South Sound wins when doors open to free trade

An employee uses a router as she works in the custom door woodshop at the Northwest Door plant in Frederickson. The local company exports its products to countries including Australia, New Zealand and Japan.
An employee uses a router as she works in the custom door woodshop at the Northwest Door plant in Frederickson. The local company exports its products to countries including Australia, New Zealand and Japan. News Tribune file photo, 2006

The benefits of free trade to our economy are proven and easily seen: small business expansion, job growth, wage increases, lower consumer prices and an overall strengthening of the economy. But the overwhelming benefits of trade can also be tracked through the stories of businesses that call Washington home.

Take, for example, the humble beginnings of Pierce County’s family-owned Northwest Door.

What started in 1946 as a local garage installation company has grown to become one of the nation’s leading garage-door manufacturing businesses, employing almost 300 workers and exporting products to places including Australia, New Zealand and Japan. With a strong international demand for well-made garage doors, especially those with a “Made in America” tag, the possibilities for this Pierce County company are endless.

Like Northwest Door, America’s exporters – 98 percent of which are small businesses ̶ have discovered that consumers outside our borders are willing to pay for high-quality American-made goods and services. But the extent to which consumers abroad are willing to pay for even the finest American products has its limits. That is why strong trade agreements are critical for our job creators to remain competitive globally.

The connection between strong trade agreements and economic growth in the United States and Washington is simple, basic math. When we negotiate a trade agreement with a partner country, we break down tariffs and other barriers that country had in place to limit American businesses from reaching consumers inside its borders.

That was the case when we negotiated a trade agreement with South Korea.
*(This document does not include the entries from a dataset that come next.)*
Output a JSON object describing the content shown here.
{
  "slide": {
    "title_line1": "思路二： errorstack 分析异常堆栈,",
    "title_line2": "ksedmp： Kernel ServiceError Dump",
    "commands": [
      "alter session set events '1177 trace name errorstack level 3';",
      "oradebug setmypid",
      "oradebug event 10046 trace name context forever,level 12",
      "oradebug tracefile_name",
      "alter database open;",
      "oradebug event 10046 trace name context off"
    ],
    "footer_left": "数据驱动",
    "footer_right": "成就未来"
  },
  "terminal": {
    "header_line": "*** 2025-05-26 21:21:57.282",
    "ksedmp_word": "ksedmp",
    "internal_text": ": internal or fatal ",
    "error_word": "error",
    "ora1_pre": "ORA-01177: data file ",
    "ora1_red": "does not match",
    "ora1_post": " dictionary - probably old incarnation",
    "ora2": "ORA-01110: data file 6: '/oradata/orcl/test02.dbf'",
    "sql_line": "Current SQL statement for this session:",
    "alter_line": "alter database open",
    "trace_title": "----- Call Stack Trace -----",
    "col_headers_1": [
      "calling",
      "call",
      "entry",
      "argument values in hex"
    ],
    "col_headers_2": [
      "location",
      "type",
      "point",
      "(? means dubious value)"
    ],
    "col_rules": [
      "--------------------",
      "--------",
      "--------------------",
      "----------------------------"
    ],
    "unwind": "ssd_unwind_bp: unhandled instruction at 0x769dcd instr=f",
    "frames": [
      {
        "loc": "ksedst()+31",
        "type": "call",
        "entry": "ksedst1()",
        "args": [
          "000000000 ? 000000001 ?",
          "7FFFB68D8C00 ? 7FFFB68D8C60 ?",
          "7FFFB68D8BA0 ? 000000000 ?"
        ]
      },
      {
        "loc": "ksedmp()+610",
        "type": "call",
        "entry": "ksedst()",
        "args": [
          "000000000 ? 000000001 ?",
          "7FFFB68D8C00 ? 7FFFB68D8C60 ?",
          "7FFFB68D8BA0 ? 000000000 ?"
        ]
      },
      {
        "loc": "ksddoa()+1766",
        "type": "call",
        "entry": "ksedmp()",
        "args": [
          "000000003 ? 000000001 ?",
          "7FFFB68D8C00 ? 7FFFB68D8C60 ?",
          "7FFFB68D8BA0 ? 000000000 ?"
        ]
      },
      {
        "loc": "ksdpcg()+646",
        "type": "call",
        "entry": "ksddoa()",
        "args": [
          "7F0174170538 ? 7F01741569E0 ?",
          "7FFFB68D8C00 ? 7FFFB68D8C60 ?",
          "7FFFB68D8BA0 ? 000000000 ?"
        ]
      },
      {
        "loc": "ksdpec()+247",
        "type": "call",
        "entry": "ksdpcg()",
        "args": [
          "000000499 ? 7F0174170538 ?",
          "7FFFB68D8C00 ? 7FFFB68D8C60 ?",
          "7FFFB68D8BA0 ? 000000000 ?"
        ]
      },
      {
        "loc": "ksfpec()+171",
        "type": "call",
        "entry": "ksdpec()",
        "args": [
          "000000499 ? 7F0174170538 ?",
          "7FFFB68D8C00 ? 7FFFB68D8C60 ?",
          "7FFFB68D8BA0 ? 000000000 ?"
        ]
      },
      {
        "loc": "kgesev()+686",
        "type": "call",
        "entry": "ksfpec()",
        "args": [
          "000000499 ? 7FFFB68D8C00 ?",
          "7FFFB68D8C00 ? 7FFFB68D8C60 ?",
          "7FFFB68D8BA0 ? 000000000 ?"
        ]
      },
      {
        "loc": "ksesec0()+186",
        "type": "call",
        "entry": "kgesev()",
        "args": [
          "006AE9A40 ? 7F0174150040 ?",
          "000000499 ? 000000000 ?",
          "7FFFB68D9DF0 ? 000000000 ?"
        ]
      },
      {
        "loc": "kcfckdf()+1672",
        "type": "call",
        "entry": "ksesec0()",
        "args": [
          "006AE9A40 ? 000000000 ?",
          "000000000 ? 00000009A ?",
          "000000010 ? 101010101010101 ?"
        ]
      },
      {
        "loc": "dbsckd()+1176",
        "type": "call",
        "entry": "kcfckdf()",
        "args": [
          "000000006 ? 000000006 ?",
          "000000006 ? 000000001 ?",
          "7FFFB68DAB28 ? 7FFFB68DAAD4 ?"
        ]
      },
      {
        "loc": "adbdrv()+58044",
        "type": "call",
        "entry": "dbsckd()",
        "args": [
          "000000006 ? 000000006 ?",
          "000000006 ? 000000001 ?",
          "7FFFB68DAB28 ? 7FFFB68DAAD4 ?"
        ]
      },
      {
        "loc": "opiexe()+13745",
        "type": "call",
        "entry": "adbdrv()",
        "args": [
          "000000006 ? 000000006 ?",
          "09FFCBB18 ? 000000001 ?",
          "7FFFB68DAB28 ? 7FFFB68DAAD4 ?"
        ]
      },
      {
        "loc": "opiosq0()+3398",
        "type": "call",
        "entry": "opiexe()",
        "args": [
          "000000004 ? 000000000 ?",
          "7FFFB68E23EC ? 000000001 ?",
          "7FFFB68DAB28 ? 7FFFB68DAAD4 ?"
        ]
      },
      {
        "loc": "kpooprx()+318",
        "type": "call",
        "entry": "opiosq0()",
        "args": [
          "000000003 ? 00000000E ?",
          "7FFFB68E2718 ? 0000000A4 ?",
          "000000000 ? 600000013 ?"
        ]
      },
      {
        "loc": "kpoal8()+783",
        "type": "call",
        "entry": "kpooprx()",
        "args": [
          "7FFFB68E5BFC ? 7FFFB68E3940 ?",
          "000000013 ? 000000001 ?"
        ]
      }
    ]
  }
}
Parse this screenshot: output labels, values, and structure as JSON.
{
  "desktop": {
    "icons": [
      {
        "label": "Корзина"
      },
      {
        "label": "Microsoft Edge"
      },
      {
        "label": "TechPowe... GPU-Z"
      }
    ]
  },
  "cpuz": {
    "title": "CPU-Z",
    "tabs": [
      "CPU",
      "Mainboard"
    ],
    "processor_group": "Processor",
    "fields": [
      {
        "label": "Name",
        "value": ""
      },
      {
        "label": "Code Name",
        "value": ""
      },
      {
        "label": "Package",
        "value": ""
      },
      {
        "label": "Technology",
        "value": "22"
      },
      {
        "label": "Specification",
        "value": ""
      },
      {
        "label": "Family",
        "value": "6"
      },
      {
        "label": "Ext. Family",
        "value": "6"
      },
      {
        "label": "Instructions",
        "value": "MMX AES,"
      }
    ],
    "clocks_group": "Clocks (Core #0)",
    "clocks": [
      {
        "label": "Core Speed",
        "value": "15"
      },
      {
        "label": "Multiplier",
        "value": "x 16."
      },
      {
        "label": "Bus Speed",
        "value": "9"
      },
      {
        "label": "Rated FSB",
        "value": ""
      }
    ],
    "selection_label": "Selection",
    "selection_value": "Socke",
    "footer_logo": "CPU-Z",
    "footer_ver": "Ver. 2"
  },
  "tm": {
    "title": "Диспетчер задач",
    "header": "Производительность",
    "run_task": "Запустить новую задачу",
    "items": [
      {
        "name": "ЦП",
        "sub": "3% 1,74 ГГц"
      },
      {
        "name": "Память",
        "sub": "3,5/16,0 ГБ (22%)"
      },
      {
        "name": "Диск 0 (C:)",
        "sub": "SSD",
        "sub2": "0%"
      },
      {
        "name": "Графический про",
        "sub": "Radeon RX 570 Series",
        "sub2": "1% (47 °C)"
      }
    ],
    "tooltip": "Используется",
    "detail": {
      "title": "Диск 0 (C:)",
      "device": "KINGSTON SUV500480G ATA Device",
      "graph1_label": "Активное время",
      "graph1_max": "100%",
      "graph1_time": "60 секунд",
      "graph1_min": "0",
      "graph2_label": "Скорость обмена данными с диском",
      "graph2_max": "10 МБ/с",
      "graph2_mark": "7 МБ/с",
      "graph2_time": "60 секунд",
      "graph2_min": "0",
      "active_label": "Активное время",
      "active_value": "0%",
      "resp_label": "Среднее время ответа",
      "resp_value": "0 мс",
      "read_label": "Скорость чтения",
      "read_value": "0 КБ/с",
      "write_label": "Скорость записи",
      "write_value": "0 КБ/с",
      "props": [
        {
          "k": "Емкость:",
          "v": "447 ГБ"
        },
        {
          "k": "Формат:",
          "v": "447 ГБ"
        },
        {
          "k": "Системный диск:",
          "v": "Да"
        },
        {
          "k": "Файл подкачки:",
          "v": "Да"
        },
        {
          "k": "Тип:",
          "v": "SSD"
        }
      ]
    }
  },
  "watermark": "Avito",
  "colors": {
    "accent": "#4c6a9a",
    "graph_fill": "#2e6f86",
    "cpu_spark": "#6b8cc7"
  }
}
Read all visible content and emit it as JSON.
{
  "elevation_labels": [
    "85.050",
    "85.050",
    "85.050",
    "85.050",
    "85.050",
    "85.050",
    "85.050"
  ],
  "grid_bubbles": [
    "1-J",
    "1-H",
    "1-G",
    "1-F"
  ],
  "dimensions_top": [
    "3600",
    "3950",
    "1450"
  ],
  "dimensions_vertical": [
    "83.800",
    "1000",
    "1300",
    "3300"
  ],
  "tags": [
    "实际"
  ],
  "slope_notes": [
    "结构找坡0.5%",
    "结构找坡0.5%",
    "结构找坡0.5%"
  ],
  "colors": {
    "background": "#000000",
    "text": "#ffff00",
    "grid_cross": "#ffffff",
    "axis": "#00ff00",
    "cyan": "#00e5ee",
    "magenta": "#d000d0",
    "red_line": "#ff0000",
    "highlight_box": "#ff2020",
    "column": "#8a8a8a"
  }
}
Prior to that agreement, U.S. cherry growers faced a 24-percent tariff when they sold their cherries in Korea, but our agreement eliminated this tariff. In the year after the agreement took effect, our cherry exports to Korea nearly doubled and have continued to grow, making Korea our third-largest market for cherries.

We have many more successes. Tacoma-based Brown & Haley was founded in 1912. Its products may now be found in more than 60 countries. With 40 percent of the company’s revenue coming from exports, trade is critical to its success. And because of our trade agreements with Korea and Colombia, Brown & Haley has been able to sell more of its legendary Almond Roca in both countries.

These are just two examples of how trade agreements result in more jobs and more revenue here at home.

It is not only American workers and families who recognize trade is the key to succeeding in the 21st Century economy. Our competitors across the globe are tapping into foreign markets, too, and are negotiating trade agreements with or without us.

If we fail to implement such agreements while our competitors race ahead to aggressively knock down trade barriers and increase their market share, we will lose our competitive edge as costs go up and opportunities drop. Trade agreements also give us tools to enforce our rights and make sure trading partners live up to their obligations.

The best way to help our companies create new jobs and grow is by removing burdensome tariffs and opening new markets, allowing us to design and create more products in Washington, compete on a global scale, establish our standards abroad and bring home more profits.

American workers, businesses and producers create and provide the best products and services in the world. Don’t we want to give them the opportunity to sell in markets around the globe? When we knock down barriers for our exporters, they always compete and win.

This is why we need to get trade agreements like the Trans-Pacific Partnership across the finish line. This agreement we negotiated with 11 countries in the Pacific Rim holds great promise for our country, and I am committed to working with the president and my colleagues to ensure the TPP is the best agreement possible and ultimately has the support of Congress.

U.S. Rep. Dave Reichert, R-Auburn, represents Washington’s 8th District in Congress. He is chairman of the Ways & Means Subcommittee on Trade.